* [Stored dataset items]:
-- Opening Marker --

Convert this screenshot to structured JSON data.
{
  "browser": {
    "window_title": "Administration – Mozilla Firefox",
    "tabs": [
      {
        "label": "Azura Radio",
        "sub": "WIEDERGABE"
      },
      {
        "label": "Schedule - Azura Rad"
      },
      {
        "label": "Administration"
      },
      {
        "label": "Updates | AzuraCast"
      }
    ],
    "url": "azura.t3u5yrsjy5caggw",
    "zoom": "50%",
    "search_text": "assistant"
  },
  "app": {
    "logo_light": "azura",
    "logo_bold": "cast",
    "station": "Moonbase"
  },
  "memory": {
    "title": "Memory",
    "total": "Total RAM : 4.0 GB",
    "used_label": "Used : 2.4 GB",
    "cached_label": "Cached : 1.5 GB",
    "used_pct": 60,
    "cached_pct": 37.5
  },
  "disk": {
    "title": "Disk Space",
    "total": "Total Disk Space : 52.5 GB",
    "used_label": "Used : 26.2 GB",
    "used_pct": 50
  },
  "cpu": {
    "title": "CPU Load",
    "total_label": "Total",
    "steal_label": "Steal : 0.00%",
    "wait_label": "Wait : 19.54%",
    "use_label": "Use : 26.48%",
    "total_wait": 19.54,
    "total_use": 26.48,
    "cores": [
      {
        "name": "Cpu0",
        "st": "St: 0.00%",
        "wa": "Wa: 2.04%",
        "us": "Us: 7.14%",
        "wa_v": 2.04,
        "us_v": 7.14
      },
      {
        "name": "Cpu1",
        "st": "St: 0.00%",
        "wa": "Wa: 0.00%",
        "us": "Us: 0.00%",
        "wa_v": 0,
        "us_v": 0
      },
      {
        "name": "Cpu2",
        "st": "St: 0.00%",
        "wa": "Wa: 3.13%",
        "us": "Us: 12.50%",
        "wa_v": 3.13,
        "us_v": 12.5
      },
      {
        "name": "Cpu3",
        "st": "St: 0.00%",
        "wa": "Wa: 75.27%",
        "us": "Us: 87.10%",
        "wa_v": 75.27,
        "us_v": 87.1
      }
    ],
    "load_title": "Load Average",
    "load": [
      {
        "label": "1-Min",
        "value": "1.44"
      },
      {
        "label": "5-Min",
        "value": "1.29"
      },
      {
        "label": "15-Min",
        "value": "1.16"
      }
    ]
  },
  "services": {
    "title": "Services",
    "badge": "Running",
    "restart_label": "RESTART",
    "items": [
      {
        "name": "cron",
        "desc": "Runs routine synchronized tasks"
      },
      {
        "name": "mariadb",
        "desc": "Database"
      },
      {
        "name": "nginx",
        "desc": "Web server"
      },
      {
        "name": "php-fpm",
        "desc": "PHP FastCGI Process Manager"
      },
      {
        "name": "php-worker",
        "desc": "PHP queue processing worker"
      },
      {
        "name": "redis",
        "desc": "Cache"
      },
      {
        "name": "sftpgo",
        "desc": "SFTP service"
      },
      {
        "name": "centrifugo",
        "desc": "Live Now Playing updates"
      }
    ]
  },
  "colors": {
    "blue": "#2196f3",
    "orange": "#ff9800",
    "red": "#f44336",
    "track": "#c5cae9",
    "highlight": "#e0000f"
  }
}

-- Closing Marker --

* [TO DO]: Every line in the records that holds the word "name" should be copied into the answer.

* [SOLUTION FOR THIS PROBLEM]:
        "name": "Cpu0",
        "name": "Cpu1",
        "name": "Cpu2",
        "name": "Cpu3",
        "name": "cron",
        "name": "mariadb",
        "name": "nginx",
        "name": "php-fpm",
        "name": "php-worker",
        "name": "redis",
        "name": "sftpgo",
        "name": "centrifugo",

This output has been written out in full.